- **TASK DESCRIPTION**
Down to the final character, output the records below as they stand.
═══
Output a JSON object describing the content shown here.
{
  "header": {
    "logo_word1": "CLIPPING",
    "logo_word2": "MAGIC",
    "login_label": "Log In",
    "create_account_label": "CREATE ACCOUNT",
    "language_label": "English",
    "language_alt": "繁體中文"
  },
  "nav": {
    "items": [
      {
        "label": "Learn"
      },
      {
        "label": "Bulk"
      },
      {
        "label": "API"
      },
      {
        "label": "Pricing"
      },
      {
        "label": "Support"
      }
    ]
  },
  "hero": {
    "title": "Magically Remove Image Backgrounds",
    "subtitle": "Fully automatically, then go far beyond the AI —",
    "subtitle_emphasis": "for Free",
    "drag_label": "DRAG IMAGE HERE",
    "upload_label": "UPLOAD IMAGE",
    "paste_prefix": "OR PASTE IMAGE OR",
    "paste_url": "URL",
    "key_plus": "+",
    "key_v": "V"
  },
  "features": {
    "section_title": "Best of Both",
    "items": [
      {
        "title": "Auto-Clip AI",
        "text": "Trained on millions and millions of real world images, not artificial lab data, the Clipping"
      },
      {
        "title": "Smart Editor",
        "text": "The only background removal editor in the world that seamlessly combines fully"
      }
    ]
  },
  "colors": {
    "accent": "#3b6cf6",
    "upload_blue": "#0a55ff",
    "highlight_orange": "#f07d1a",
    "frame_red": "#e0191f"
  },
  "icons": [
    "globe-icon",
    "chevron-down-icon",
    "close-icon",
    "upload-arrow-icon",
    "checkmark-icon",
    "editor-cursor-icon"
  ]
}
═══
- **SOLUTION FOR THIS EXERCISE**
Output a JSON object describing the content shown here.
{
  "header": {
    "logo_word1": "CLIPPING",
    "logo_word2": "MAGIC",
    "login_label": "Log In",
    "create_account_label": "CREATE ACCOUNT",
    "language_label": "English",
    "language_alt": "繁體中文"
  },
  "nav": {
    "items": [
      {
        "label": "Learn"
      },
      {
        "label": "Bulk"
      },
      {
        "label": "API"
      },
      {
        "label": "Pricing"
      },
      {
        "label": "Support"
      }
    ]
  },
  "hero": {
    "title": "Magically Remove Image Backgrounds",
    "subtitle": "Fully automatically, then go far beyond the AI —",
    "subtitle_emphasis": "for Free",
    "drag_label": "DRAG IMAGE HERE",
    "upload_label": "UPLOAD IMAGE",
    "paste_prefix": "OR PASTE IMAGE OR",
    "paste_url": "URL",
    "key_plus": "+",
    "key_v": "V"
  },
  "features": {
    "section_title": "Best of Both",
    "items": [
      {
        "title": "Auto-Clip AI",
        "text": "Trained on millions and millions of real world images, not artificial lab data, the Clipping"
      },
      {
        "title": "Smart Editor",
        "text": "The only background removal editor in the world that seamlessly combines fully"
      }
    ]
  },
  "colors": {
    "accent": "#3b6cf6",
    "upload_blue": "#0a55ff",
    "highlight_orange": "#f07d1a",
    "frame_red": "#e0191f"
  },
  "icons": [
    "globe-icon",
    "chevron-down-icon",
    "close-icon",
    "upload-arrow-icon",
    "checkmark-icon",
    "editor-cursor-icon"
  ]
}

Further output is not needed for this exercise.